On Sunday, over 66,000 polling stations opened in France at 8 a.m. local time (6:00 GMT). About 47 million voters are expected to cast ballots, choosing among 11 presidential candidates. The first results are expected at around 8 p.m. local time later in the day, when the polls close.
Voting at the polling station in the 7th bureau of Paris, where earlier in the day Republicans' party nominee Francois Fillon voted, is going smoothly. Logistics at the polling station are impressive as there are no long lines even in early morning hours, when a lot of French came to vote with their families and kids hoping to see one of the candidates casting his ballot, Sputnik correspondent reported.

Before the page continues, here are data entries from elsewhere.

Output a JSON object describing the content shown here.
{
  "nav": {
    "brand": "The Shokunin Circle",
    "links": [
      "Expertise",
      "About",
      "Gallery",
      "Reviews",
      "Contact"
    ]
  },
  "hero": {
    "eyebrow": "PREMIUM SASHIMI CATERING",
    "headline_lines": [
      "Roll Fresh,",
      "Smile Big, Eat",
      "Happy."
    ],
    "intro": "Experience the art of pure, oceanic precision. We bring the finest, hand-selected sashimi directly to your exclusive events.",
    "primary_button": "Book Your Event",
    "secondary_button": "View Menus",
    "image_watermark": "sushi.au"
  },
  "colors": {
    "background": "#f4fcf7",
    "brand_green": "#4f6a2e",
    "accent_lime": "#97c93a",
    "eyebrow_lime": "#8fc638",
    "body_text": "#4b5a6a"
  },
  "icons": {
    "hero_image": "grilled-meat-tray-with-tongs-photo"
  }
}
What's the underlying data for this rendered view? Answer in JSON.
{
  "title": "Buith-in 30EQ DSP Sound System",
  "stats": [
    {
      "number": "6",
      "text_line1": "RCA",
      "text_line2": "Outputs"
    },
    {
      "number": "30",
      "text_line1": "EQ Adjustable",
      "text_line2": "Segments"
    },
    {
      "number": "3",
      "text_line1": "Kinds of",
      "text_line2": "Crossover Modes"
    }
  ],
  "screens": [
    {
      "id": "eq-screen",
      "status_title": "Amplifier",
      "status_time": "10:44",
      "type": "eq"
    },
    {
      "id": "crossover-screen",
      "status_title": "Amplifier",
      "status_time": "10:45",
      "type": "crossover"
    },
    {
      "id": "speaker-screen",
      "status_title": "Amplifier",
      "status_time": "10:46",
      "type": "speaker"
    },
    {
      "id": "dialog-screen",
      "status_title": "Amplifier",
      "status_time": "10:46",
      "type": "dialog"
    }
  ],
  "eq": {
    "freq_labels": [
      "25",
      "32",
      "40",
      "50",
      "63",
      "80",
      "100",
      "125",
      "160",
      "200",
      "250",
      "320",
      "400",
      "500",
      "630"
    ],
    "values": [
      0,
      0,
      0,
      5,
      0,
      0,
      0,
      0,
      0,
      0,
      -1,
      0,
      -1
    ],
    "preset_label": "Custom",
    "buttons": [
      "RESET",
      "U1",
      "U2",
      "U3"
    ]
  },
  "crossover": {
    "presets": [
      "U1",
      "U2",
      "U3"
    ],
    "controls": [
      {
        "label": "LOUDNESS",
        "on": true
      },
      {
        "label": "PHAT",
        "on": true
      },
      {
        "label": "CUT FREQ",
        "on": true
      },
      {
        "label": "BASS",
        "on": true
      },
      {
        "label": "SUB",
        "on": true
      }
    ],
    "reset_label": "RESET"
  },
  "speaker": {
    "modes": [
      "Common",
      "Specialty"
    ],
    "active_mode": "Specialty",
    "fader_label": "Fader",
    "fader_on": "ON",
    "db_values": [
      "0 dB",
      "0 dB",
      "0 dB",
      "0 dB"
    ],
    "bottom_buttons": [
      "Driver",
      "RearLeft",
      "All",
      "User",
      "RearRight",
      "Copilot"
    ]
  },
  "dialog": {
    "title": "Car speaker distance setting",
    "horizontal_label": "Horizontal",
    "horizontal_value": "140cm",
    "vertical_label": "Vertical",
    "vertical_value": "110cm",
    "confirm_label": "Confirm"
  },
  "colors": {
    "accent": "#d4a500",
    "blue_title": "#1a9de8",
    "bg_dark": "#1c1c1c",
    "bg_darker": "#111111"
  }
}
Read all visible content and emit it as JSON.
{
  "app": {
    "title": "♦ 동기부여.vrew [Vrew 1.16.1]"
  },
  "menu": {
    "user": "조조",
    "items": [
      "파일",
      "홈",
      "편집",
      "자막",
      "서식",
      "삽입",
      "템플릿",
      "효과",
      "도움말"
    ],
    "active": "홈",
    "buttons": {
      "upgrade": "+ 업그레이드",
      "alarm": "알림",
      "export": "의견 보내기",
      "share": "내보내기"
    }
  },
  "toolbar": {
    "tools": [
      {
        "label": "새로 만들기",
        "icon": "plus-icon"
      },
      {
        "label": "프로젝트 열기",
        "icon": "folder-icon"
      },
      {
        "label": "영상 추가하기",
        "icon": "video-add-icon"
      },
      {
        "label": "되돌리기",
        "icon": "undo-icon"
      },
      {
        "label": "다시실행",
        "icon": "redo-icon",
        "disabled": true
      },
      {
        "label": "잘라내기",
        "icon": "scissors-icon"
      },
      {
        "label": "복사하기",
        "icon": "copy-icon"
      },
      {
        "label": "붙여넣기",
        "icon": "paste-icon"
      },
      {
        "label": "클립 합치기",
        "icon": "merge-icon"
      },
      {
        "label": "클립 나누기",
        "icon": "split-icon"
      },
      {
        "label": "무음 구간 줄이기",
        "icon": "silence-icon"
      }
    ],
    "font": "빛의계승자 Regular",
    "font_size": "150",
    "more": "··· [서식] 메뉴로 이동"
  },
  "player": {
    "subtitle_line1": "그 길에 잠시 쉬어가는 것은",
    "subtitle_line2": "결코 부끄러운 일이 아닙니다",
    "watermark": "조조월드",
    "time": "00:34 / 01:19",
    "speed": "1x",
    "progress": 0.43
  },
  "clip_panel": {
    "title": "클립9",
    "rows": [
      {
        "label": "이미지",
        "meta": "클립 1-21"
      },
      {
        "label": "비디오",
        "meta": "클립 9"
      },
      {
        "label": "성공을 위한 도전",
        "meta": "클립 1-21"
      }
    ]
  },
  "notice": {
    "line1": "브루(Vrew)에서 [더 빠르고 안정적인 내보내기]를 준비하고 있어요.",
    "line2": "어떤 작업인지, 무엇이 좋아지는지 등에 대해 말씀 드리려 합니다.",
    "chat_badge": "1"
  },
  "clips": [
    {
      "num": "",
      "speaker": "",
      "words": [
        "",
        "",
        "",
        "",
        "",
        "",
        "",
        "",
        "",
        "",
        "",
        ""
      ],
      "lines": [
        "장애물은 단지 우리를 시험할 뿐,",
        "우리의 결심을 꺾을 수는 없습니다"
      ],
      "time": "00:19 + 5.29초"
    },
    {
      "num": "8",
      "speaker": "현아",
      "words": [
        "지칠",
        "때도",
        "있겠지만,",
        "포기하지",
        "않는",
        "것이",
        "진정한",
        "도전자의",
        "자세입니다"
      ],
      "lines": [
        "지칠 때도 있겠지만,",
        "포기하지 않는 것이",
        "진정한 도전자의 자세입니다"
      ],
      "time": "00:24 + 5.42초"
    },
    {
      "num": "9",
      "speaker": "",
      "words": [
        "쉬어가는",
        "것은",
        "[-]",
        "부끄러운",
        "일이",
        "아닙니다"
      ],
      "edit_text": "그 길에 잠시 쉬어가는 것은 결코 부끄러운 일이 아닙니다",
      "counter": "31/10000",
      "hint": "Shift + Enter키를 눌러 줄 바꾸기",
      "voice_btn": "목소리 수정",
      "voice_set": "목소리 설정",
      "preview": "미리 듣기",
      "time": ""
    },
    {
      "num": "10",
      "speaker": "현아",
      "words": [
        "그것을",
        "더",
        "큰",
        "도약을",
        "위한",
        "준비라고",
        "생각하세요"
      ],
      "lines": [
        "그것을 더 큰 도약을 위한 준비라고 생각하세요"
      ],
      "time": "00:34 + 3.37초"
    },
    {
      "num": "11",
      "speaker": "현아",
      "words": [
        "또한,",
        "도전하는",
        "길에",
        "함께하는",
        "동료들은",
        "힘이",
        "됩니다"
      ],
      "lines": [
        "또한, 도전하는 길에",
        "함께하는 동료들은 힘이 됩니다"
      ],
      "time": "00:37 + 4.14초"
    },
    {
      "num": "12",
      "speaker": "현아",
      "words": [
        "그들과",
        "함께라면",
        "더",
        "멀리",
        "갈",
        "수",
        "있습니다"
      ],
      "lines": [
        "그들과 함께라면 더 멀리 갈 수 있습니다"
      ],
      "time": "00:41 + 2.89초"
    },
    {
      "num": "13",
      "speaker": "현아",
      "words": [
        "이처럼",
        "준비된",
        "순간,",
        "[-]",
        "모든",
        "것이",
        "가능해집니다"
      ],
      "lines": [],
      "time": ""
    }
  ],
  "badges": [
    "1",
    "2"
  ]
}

One of the voters told the correspondent that Fillon was "the only one capable of ruling the country," while the other candidates were not experienced enough or their programs were not relevant to the modern situation and challenges. The voter also pointed out that the scandals around Fillon did not affect her opinion.
"They [scandals] were mostly exaggerated by the local authorities and if this is the only factor he could be criticized of during his 36-year political career, than we do find it embarrassing," a woman named Liza said.
Another voter named Eloise, who came to the polling station in the center of Paris with two small kids, said she voted for Fillon "for her kids."
"I think he is the best of all candidates. I voted for Fillon so my kids have a better future," she pointed.
According to the recent polls he will lose to independent candidate Emmanuel Macron and far-right candidate Marine Le Pen in the first round of presidential election.
In order to cast a ballot in France a citizen must be over 18 years old, not legally banned from voting and registered on the electoral list.
The same rules are applied to presidential candidates. They must also show a sense of 'moral dignity', which is a loose term without a clear legal definition. A presidential hopeful must also collect 500 signatures of support from elected representatives.
Anyone who is able to fulfill this criteria becomes eligible to run for the first round. If nobody wins the first round with the absolute majority, the two highest scoring candidates face each other in a runoff.
The French residents will choose from 11 candidates in the first round, but only two of them will make it to the second round on May 7, which will be held if nobody gets support of more than half of voters.